Top of Raw data

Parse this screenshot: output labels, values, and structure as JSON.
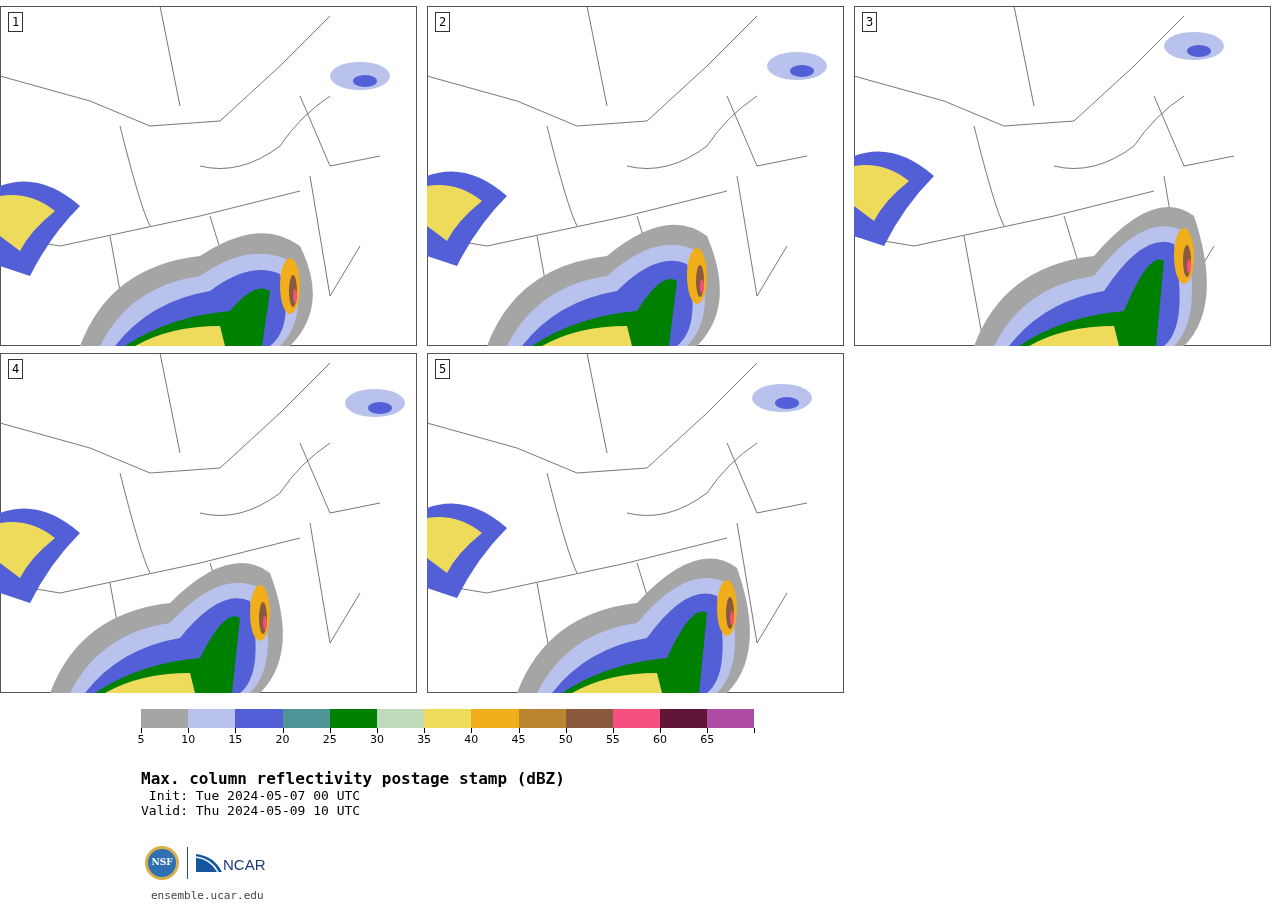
{
  "panels": [
    {
      "label": "1"
    },
    {
      "label": "2"
    },
    {
      "label": "3"
    },
    {
      "label": "4"
    },
    {
      "label": "5"
    }
  ],
  "colorbar": {
    "bins": [
      {
        "color": "#a5a5a5"
      },
      {
        "color": "#b8c2ec"
      },
      {
        "color": "#525fd6"
      },
      {
        "color": "#4f9597"
      },
      {
        "color": "#008000"
      },
      {
        "color": "#bedcbc"
      },
      {
        "color": "#eedb5c"
      },
      {
        "color": "#f0ae1a"
      },
      {
        "color": "#bb8430"
      },
      {
        "color": "#8a5a3e"
      },
      {
        "color": "#f5507f"
      },
      {
        "color": "#601636"
      },
      {
        "color": "#ad4ba5"
      }
    ],
    "ticks": [
      "5",
      "10",
      "15",
      "20",
      "25",
      "30",
      "35",
      "40",
      "45",
      "50",
      "55",
      "60",
      "65"
    ]
  },
  "title": "Max. column reflectivity postage stamp (dBZ)",
  "init": " Init: Tue 2024-05-07 00 UTC",
  "valid": "Valid: Thu 2024-05-09 10 UTC",
  "logo": {
    "nsf": "NSF",
    "ncar": "NCAR"
  },
  "footer": "ensemble.ucar.edu"
}
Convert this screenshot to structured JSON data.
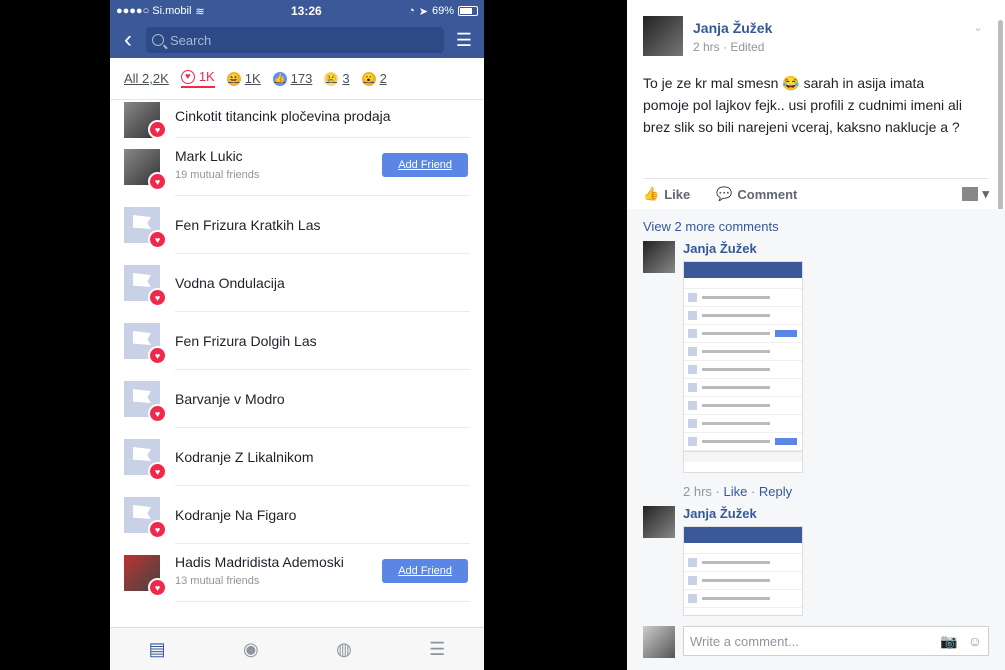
{
  "phone": {
    "status": {
      "carrier": "●●●●○ Si.mobil",
      "time": "13:26",
      "battery": "69%",
      "wifi_icon": "wifi-icon",
      "battery_level": 0.69
    },
    "nav": {
      "search_placeholder": "Search"
    },
    "tabs": [
      {
        "label": "All 2,2K"
      },
      {
        "label": "1K",
        "icon": "love"
      },
      {
        "label": "1K",
        "icon": "haha"
      },
      {
        "label": "173",
        "icon": "like"
      },
      {
        "label": "3",
        "icon": "sad"
      },
      {
        "label": "2",
        "icon": "wow"
      }
    ],
    "rows": [
      {
        "name": "Cinkotit titancink pločevina prodaja",
        "sub": "",
        "button": ""
      },
      {
        "name": "Mark Lukic",
        "sub": "19 mutual friends",
        "button": "Add Friend"
      },
      {
        "name": "Fen Frizura Kratkih Las",
        "sub": "",
        "button": ""
      },
      {
        "name": "Vodna Ondulacija",
        "sub": "",
        "button": ""
      },
      {
        "name": "Fen Frizura Dolgih Las",
        "sub": "",
        "button": ""
      },
      {
        "name": "Barvanje v Modro",
        "sub": "",
        "button": ""
      },
      {
        "name": "Kodranje Z Likalnikom",
        "sub": "",
        "button": ""
      },
      {
        "name": "Kodranje Na Figaro",
        "sub": "",
        "button": ""
      },
      {
        "name": "Hadis Madridista Ademoski",
        "sub": "13 mutual friends",
        "button": "Add Friend"
      }
    ]
  },
  "post": {
    "author": "Janja Žužek",
    "meta": "2 hrs · Edited",
    "text": "To je ze kr mal smesn 😂 sarah in asija imata pomoje pol lajkov fejk.. usi profili z cudnimi imeni ali brez slik so bili narejeni vceraj, kaksno naklucje a ?",
    "like_label": "Like",
    "comment_label": "Comment",
    "more_comments": "View 2 more comments",
    "comments": [
      {
        "author": "Janja Žužek",
        "time": "2 hrs",
        "like": "Like",
        "reply": "Reply"
      },
      {
        "author": "Janja Žužek"
      }
    ],
    "write_placeholder": "Write a comment..."
  },
  "colors": {
    "brand": "#3b5998",
    "love": "#f02849",
    "button": "#5b86e5"
  }
}
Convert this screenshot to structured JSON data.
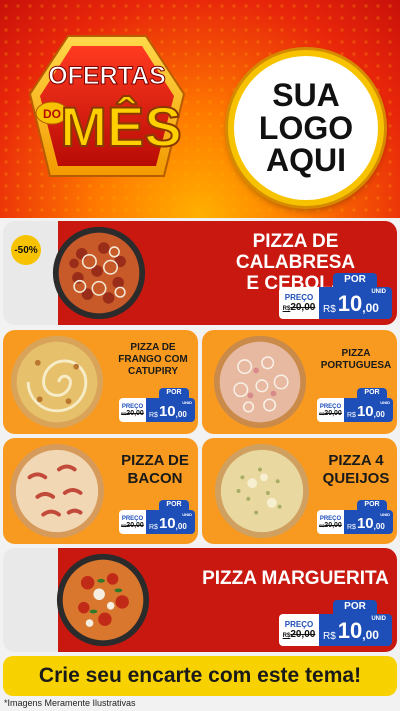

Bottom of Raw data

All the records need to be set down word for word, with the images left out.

Parse this screenshot: output labels, values, and structure as JSON.
{
  "panels": [
    {
      "label": "1"
    },
    {
      "label": "2"
    },
    {
      "label": "3"
    },
    {
      "label": "4"
    },
    {
      "label": "5"
    }
  ],
  "colorbar": {
    "bins": [
      {
        "color": "#a5a5a5"
      },
      {
        "color": "#b8c2ec"
      },
      {
        "color": "#525fd6"
      },
      {
        "color": "#4f9597"
      },
      {
        "color": "#008000"
      },
      {
        "color": "#bedcbc"
      },
      {
        "color": "#eedb5c"
      },
      {
        "color": "#f0ae1a"
      },
      {
        "color": "#bb8430"
      },
      {
        "color": "#8a5a3e"
      },
      {
        "color": "#f5507f"
      },
      {
        "color": "#601636"
      },
      {
        "color": "#ad4ba5"
      }
    ],
    "ticks": [
      "5",
      "10",
      "15",
      "20",
      "25",
      "30",
      "35",
      "40",
      "45",
      "50",
      "55",
      "60",
      "65"
    ]
  },
  "title": "Max. column reflectivity postage stamp (dBZ)",
  "init": " Init: Tue 2024-05-07 00 UTC",
  "valid": "Valid: Thu 2024-05-09 10 UTC",
  "logo": {
    "nsf": "NSF",
    "ncar": "NCAR"
  },
  "footer": "ensemble.ucar.edu"
}
Convert this screenshot to structured JSON data.
{
  "phone": {
    "status": {
      "carrier": "●●●●○ Si.mobil",
      "time": "13:26",
      "battery": "69%",
      "wifi_icon": "wifi-icon",
      "battery_level": 0.69
    },
    "nav": {
      "search_placeholder": "Search"
    },
    "tabs": [
      {
        "label": "All 2,2K"
      },
      {
        "label": "1K",
        "icon": "love"
      },
      {
        "label": "1K",
        "icon": "haha"
      },
      {
        "label": "173",
        "icon": "like"
      },
      {
        "label": "3",
        "icon": "sad"
      },
      {
        "label": "2",
        "icon": "wow"
      }
    ],
    "rows": [
      {
        "name": "Cinkotit titancink pločevina prodaja",
        "sub": "",
        "button": ""
      },
      {
        "name": "Mark Lukic",
        "sub": "19 mutual friends",
        "button": "Add Friend"
      },
      {
        "name": "Fen Frizura Kratkih Las",
        "sub": "",
        "button": ""
      },
      {
        "name": "Vodna Ondulacija",
        "sub": "",
        "button": ""
      },
      {
        "name": "Fen Frizura Dolgih Las",
        "sub": "",
        "button": ""
      },
      {
        "name": "Barvanje v Modro",
        "sub": "",
        "button": ""
      },
      {
        "name": "Kodranje Z Likalnikom",
        "sub": "",
        "button": ""
      },
      {
        "name": "Kodranje Na Figaro",
        "sub": "",
        "button": ""
      },
      {
        "name": "Hadis Madridista Ademoski",
        "sub": "13 mutual friends",
        "button": "Add Friend"
      }
    ]
  },
  "post": {
    "author": "Janja Žužek",
    "meta": "2 hrs · Edited",
    "text": "To je ze kr mal smesn 😂 sarah in asija imata pomoje pol lajkov fejk.. usi profili z cudnimi imeni ali brez slik so bili narejeni vceraj, kaksno naklucje a ?",
    "like_label": "Like",
    "comment_label": "Comment",
    "more_comments": "View 2 more comments",
    "comments": [
      {
        "author": "Janja Žužek",
        "time": "2 hrs",
        "like": "Like",
        "reply": "Reply"
      },
      {
        "author": "Janja Žužek"
      }
    ],
    "write_placeholder": "Write a comment..."
  },
  "colors": {
    "brand": "#3b5998",
    "love": "#f02849",
    "button": "#5b86e5"
  }
}
Convert this screenshot to structured JSON data.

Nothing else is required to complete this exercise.